**Activity:** Report every line of the entries that contains the word "name".

**Provided data:**
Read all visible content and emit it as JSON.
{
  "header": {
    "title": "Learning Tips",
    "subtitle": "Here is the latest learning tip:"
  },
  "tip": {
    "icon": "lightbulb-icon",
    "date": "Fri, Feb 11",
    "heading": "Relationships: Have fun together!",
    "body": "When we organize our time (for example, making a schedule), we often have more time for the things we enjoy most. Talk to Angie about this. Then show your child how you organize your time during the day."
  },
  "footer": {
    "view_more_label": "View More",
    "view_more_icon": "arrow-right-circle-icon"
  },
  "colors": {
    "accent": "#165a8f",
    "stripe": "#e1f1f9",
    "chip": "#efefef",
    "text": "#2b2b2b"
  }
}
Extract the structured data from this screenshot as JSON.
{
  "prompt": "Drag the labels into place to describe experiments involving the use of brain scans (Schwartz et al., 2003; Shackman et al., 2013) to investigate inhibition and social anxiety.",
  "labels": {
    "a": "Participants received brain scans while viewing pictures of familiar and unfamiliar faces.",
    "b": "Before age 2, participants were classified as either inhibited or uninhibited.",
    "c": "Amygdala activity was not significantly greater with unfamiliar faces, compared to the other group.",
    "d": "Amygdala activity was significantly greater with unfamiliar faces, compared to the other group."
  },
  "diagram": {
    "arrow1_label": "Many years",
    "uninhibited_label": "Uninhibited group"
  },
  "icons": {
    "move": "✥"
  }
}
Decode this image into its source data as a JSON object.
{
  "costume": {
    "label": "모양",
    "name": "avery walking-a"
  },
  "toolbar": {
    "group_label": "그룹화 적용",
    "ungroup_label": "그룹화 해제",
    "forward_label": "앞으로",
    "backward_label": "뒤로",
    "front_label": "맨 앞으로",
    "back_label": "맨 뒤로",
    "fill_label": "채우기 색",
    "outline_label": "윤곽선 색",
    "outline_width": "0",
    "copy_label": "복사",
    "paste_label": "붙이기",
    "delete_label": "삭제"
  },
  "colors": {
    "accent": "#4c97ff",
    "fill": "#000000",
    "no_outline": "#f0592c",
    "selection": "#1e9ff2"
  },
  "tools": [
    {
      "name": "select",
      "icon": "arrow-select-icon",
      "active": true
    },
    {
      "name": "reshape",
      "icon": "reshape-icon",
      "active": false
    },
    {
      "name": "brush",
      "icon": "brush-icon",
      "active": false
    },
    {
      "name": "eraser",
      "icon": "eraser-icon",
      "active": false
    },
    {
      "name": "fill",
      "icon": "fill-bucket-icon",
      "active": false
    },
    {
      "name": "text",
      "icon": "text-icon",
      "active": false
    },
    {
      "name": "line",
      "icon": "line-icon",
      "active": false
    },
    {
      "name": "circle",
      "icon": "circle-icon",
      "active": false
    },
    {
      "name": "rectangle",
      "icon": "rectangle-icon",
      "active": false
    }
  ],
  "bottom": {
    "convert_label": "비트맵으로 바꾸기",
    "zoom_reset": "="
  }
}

**Problem solution:**
    "name": "avery walking-a"
      "name": "select",
      "name": "reshape",
      "name": "brush",
      "name": "eraser",
      "name": "fill",
      "name": "text",
      "name": "line",
      "name": "circle",
      "name": "rectangle",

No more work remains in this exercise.